** Opening SOURCE MATERIAL block **
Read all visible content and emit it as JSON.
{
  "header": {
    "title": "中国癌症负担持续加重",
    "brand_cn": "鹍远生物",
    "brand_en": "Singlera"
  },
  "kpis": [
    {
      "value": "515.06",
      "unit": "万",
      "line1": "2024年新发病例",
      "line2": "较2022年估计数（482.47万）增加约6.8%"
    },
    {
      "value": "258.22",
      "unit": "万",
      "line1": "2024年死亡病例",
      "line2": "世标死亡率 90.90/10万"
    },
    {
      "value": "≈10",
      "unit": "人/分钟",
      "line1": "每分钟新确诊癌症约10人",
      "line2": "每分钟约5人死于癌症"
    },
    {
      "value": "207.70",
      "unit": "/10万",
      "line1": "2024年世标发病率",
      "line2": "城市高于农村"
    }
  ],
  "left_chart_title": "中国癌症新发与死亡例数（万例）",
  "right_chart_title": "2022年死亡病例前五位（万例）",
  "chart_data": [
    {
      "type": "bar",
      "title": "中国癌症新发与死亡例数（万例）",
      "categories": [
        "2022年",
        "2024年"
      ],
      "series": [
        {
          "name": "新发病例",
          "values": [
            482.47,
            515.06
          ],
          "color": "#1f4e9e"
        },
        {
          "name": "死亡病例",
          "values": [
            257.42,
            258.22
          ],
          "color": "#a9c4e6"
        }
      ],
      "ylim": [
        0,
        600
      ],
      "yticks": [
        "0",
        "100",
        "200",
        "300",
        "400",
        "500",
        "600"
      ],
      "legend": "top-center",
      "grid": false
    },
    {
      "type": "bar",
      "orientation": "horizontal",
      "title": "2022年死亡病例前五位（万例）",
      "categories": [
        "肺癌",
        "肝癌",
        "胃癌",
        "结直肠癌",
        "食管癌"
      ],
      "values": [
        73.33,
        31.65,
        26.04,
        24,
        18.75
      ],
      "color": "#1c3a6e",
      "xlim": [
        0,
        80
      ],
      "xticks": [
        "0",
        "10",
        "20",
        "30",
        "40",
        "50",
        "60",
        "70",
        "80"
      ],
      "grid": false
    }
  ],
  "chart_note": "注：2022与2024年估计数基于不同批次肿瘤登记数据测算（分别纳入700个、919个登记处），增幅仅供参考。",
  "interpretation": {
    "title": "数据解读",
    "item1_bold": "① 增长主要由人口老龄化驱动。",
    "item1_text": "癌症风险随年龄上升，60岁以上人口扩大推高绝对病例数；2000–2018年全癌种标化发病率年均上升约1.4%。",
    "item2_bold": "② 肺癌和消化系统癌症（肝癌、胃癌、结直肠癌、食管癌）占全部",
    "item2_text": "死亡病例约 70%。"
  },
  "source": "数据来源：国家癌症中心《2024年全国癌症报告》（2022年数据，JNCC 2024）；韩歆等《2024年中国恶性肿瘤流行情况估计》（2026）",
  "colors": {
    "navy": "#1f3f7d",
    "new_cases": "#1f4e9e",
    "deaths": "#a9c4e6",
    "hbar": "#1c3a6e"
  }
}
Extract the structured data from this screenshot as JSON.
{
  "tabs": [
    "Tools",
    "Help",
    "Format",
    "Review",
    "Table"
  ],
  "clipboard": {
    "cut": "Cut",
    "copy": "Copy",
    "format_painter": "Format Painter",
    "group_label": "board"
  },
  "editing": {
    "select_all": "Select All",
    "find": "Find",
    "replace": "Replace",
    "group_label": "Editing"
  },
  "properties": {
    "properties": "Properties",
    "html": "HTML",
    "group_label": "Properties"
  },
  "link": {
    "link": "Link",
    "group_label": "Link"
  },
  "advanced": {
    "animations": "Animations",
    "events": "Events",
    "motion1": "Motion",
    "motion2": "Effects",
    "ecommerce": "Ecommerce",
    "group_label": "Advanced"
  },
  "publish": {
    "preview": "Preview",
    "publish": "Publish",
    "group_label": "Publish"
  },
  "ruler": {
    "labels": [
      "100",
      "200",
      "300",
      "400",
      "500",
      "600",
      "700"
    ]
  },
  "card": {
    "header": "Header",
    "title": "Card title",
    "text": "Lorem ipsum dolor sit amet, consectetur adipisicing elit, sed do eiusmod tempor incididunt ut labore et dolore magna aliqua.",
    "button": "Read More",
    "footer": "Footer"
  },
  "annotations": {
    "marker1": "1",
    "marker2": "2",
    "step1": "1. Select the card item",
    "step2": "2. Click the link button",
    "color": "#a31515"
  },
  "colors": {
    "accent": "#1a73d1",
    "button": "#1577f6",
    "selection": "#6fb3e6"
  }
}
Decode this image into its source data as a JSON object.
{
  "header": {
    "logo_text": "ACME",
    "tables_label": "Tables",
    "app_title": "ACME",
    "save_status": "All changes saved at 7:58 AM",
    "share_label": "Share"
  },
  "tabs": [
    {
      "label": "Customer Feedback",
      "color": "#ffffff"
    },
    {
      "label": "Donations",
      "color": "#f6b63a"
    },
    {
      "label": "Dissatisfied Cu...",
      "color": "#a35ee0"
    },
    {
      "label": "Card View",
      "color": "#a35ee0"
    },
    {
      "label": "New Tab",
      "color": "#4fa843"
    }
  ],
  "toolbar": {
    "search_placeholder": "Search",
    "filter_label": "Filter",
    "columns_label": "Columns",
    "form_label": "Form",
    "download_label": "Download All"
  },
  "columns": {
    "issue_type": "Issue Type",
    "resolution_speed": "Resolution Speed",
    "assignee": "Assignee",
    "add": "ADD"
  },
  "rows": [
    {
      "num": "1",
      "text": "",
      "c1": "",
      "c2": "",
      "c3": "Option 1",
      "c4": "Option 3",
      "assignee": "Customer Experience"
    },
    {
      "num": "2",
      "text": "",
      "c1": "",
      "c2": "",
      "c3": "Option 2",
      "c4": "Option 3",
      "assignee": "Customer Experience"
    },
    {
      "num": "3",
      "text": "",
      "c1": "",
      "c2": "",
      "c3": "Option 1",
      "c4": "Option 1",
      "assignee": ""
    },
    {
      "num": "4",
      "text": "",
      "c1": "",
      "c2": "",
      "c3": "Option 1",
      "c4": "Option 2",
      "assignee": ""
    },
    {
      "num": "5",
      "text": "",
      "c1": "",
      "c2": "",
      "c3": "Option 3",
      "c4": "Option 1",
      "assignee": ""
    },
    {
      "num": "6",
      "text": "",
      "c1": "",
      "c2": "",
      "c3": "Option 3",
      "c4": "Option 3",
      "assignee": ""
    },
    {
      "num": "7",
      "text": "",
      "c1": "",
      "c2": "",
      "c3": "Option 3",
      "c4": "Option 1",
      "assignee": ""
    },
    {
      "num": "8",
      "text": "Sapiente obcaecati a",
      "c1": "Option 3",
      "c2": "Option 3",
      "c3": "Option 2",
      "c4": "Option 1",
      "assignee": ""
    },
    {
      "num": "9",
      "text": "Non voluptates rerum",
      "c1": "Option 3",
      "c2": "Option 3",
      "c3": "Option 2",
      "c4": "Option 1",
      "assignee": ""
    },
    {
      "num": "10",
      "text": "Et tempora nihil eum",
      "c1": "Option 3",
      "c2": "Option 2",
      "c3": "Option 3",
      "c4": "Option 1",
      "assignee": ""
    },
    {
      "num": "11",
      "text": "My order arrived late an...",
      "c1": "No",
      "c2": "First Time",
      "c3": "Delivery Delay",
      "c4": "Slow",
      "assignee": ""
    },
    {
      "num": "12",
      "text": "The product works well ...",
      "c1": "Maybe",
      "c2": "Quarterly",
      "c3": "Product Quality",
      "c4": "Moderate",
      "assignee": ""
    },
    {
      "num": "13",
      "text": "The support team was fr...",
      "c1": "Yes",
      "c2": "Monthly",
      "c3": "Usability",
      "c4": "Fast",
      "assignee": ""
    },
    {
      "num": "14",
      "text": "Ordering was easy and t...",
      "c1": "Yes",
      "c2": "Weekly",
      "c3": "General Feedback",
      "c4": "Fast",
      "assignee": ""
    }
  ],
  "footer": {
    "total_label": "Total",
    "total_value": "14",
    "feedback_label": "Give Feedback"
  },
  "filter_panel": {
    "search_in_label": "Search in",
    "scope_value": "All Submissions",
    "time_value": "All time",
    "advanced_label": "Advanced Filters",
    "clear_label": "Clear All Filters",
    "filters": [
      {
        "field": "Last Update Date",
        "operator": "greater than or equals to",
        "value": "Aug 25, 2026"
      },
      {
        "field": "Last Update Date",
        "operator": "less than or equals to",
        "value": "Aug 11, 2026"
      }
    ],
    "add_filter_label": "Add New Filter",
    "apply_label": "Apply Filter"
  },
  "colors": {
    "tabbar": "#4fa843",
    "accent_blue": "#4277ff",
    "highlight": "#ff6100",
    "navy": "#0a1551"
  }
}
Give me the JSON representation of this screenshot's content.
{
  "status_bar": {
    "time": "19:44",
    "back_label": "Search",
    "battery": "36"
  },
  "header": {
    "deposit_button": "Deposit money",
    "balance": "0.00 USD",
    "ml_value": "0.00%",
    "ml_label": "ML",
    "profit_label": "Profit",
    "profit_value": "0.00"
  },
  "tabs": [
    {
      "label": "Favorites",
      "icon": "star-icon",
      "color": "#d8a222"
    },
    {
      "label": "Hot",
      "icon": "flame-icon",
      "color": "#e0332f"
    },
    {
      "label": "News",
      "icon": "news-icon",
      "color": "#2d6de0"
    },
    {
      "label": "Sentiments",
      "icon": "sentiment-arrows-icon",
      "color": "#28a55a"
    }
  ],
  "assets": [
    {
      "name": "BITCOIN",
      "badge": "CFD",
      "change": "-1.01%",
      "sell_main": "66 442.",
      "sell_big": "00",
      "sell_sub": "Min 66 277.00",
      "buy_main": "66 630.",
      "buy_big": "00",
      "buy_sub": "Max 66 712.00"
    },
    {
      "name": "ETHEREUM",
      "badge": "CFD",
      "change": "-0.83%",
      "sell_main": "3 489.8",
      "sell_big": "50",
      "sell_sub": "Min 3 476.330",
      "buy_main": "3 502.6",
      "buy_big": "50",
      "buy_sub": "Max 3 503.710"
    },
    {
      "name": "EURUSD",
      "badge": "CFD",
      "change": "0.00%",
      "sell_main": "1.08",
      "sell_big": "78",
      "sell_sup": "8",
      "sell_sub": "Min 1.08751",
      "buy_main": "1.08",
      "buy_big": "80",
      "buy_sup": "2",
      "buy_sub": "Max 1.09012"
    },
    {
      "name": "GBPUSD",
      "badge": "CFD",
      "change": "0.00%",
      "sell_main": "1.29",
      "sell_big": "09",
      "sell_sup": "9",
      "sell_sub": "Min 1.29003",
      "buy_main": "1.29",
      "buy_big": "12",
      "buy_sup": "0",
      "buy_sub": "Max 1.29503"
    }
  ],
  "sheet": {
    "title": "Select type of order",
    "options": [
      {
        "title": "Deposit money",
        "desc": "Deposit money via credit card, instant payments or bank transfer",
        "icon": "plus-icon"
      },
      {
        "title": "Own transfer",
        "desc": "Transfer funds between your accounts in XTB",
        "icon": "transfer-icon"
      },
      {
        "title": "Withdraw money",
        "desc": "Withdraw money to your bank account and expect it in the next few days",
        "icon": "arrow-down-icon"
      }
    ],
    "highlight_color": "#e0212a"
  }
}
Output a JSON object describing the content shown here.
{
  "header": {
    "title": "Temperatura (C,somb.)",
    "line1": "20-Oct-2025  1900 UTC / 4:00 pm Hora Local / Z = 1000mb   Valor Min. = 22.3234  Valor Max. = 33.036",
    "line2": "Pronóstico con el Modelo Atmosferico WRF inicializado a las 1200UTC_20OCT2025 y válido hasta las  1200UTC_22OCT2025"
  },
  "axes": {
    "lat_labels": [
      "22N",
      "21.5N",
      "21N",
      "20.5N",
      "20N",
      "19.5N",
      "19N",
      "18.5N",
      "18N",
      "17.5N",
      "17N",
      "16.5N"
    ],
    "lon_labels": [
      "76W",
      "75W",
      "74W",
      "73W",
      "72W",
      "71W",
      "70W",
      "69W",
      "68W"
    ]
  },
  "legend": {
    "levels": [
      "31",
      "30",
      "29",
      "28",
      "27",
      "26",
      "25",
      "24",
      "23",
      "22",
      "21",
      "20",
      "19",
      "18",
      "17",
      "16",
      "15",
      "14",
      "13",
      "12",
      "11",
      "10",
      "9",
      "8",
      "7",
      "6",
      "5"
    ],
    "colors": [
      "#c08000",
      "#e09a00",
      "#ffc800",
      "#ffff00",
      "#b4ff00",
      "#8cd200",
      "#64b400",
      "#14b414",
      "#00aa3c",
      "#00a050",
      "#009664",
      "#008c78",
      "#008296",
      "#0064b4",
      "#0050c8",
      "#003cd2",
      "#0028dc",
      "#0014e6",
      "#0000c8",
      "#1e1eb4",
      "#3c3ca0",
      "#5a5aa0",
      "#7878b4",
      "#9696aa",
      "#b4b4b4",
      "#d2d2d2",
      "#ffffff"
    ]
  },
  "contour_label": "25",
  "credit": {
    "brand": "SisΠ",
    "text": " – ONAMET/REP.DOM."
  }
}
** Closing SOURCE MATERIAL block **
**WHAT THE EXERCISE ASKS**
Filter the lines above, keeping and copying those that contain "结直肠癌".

**WORKED SOLUTION**
        "结直肠癌",
    "item2_bold": "② 肺癌和消化系统癌症（肝癌、胃癌、结直肠癌、食管癌）占全部",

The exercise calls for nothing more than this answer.